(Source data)

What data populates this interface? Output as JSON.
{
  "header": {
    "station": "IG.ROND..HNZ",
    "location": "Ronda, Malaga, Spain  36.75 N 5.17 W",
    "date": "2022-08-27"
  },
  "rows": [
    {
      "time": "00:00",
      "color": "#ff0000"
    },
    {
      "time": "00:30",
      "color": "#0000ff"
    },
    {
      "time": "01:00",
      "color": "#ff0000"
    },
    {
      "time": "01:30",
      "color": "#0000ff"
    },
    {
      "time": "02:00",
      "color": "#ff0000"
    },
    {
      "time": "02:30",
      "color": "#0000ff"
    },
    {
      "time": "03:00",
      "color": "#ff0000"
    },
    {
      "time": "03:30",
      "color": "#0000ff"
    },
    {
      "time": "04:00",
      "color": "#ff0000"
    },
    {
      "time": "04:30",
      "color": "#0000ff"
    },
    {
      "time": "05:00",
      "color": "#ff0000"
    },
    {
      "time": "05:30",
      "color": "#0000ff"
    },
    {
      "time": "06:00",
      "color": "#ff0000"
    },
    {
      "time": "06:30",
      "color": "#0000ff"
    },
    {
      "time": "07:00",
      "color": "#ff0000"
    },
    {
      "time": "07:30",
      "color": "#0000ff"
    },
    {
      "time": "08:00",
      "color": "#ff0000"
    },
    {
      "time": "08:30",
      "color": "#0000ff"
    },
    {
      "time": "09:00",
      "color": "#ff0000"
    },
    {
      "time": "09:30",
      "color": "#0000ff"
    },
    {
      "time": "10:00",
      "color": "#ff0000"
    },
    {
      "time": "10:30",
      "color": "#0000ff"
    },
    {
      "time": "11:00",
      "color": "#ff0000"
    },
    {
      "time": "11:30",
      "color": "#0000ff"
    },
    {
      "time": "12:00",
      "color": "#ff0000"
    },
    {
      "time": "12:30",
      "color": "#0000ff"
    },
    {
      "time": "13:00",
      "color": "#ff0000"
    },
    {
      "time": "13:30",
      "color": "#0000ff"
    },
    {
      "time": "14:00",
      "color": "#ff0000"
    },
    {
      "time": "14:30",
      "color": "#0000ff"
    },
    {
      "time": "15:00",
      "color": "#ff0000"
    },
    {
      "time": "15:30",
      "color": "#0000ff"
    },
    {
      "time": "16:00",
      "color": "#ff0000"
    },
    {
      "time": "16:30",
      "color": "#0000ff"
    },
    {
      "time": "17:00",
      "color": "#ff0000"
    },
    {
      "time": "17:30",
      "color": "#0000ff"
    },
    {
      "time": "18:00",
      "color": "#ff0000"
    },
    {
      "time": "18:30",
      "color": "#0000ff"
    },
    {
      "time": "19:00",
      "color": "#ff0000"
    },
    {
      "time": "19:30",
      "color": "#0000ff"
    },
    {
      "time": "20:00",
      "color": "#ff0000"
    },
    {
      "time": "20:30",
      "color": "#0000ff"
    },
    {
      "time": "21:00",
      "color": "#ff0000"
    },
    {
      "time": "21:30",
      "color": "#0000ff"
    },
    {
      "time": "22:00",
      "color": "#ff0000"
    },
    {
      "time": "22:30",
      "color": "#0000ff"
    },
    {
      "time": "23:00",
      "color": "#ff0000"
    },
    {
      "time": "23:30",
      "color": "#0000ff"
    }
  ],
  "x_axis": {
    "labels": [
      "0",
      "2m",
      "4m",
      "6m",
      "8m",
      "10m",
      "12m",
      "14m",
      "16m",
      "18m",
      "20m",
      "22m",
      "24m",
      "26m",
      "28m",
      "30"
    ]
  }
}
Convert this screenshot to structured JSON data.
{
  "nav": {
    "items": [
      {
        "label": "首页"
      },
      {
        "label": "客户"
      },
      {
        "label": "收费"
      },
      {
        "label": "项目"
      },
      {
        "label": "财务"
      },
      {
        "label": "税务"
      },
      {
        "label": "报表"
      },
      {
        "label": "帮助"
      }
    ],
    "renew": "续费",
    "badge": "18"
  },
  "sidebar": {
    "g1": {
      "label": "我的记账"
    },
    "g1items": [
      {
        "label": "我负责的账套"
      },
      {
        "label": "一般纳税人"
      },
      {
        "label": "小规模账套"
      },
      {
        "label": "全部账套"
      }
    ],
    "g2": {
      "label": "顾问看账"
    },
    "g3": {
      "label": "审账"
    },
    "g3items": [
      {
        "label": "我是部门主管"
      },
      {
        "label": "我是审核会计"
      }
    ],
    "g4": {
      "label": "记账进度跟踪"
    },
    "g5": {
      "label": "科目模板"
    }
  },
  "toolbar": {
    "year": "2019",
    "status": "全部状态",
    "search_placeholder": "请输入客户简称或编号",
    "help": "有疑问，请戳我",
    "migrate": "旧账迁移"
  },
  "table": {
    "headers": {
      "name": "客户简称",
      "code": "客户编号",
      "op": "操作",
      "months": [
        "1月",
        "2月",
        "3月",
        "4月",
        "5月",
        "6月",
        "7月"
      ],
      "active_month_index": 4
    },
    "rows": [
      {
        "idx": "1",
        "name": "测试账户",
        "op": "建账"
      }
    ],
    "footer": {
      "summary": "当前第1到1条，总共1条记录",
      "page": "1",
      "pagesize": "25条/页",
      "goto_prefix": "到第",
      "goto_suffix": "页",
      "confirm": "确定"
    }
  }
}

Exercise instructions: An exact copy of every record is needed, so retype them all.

Worked solution:
What data populates this interface? Output as JSON.
{
  "header": {
    "station": "IG.ROND..HNZ",
    "location": "Ronda, Malaga, Spain  36.75 N 5.17 W",
    "date": "2022-08-27"
  },
  "rows": [
    {
      "time": "00:00",
      "color": "#ff0000"
    },
    {
      "time": "00:30",
      "color": "#0000ff"
    },
    {
      "time": "01:00",
      "color": "#ff0000"
    },
    {
      "time": "01:30",
      "color": "#0000ff"
    },
    {
      "time": "02:00",
      "color": "#ff0000"
    },
    {
      "time": "02:30",
      "color": "#0000ff"
    },
    {
      "time": "03:00",
      "color": "#ff0000"
    },
    {
      "time": "03:30",
      "color": "#0000ff"
    },
    {
      "time": "04:00",
      "color": "#ff0000"
    },
    {
      "time": "04:30",
      "color": "#0000ff"
    },
    {
      "time": "05:00",
      "color": "#ff0000"
    },
    {
      "time": "05:30",
      "color": "#0000ff"
    },
    {
      "time": "06:00",
      "color": "#ff0000"
    },
    {
      "time": "06:30",
      "color": "#0000ff"
    },
    {
      "time": "07:00",
      "color": "#ff0000"
    },
    {
      "time": "07:30",
      "color": "#0000ff"
    },
    {
      "time": "08:00",
      "color": "#ff0000"
    },
    {
      "time": "08:30",
      "color": "#0000ff"
    },
    {
      "time": "09:00",
      "color": "#ff0000"
    },
    {
      "time": "09:30",
      "color": "#0000ff"
    },
    {
      "time": "10:00",
      "color": "#ff0000"
    },
    {
      "time": "10:30",
      "color": "#0000ff"
    },
    {
      "time": "11:00",
      "color": "#ff0000"
    },
    {
      "time": "11:30",
      "color": "#0000ff"
    },
    {
      "time": "12:00",
      "color": "#ff0000"
    },
    {
      "time": "12:30",
      "color": "#0000ff"
    },
    {
      "time": "13:00",
      "color": "#ff0000"
    },
    {
      "time": "13:30",
      "color": "#0000ff"
    },
    {
      "time": "14:00",
      "color": "#ff0000"
    },
    {
      "time": "14:30",
      "color": "#0000ff"
    },
    {
      "time": "15:00",
      "color": "#ff0000"
    },
    {
      "time": "15:30",
      "color": "#0000ff"
    },
    {
      "time": "16:00",
      "color": "#ff0000"
    },
    {
      "time": "16:30",
      "color": "#0000ff"
    },
    {
      "time": "17:00",
      "color": "#ff0000"
    },
    {
      "time": "17:30",
      "color": "#0000ff"
    },
    {
      "time": "18:00",
      "color": "#ff0000"
    },
    {
      "time": "18:30",
      "color": "#0000ff"
    },
    {
      "time": "19:00",
      "color": "#ff0000"
    },
    {
      "time": "19:30",
      "color": "#0000ff"
    },
    {
      "time": "20:00",
      "color": "#ff0000"
    },
    {
      "time": "20:30",
      "color": "#0000ff"
    },
    {
      "time": "21:00",
      "color": "#ff0000"
    },
    {
      "time": "21:30",
      "color": "#0000ff"
    },
    {
      "time": "22:00",
      "color": "#ff0000"
    },
    {
      "time": "22:30",
      "color": "#0000ff"
    },
    {
      "time": "23:00",
      "color": "#ff0000"
    },
    {
      "time": "23:30",
      "color": "#0000ff"
    }
  ],
  "x_axis": {
    "labels": [
      "0",
      "2m",
      "4m",
      "6m",
      "8m",
      "10m",
      "12m",
      "14m",
      "16m",
      "18m",
      "20m",
      "22m",
      "24m",
      "26m",
      "28m",
      "30"
    ]
  }
}
Convert this screenshot to structured JSON data.
{
  "nav": {
    "items": [
      {
        "label": "首页"
      },
      {
        "label": "客户"
      },
      {
        "label": "收费"
      },
      {
        "label": "项目"
      },
      {
        "label": "财务"
      },
      {
        "label": "税务"
      },
      {
        "label": "报表"
      },
      {
        "label": "帮助"
      }
    ],
    "renew": "续费",
    "badge": "18"
  },
  "sidebar": {
    "g1": {
      "label": "我的记账"
    },
    "g1items": [
      {
        "label": "我负责的账套"
      },
      {
        "label": "一般纳税人"
      },
      {
        "label": "小规模账套"
      },
      {
        "label": "全部账套"
      }
    ],
    "g2": {
      "label": "顾问看账"
    },
    "g3": {
      "label": "审账"
    },
    "g3items": [
      {
        "label": "我是部门主管"
      },
      {
        "label": "我是审核会计"
      }
    ],
    "g4": {
      "label": "记账进度跟踪"
    },
    "g5": {
      "label": "科目模板"
    }
  },
  "toolbar": {
    "year": "2019",
    "status": "全部状态",
    "search_placeholder": "请输入客户简称或编号",
    "help": "有疑问，请戳我",
    "migrate": "旧账迁移"
  },
  "table": {
    "headers": {
      "name": "客户简称",
      "code": "客户编号",
      "op": "操作",
      "months": [
        "1月",
        "2月",
        "3月",
        "4月",
        "5月",
        "6月",
        "7月"
      ],
      "active_month_index": 4
    },
    "rows": [
      {
        "idx": "1",
        "name": "测试账户",
        "op": "建账"
      }
    ],
    "footer": {
      "summary": "当前第1到1条，总共1条记录",
      "page": "1",
      "pagesize": "25条/页",
      "goto_prefix": "到第",
      "goto_suffix": "页",
      "confirm": "确定"
    }
  }
}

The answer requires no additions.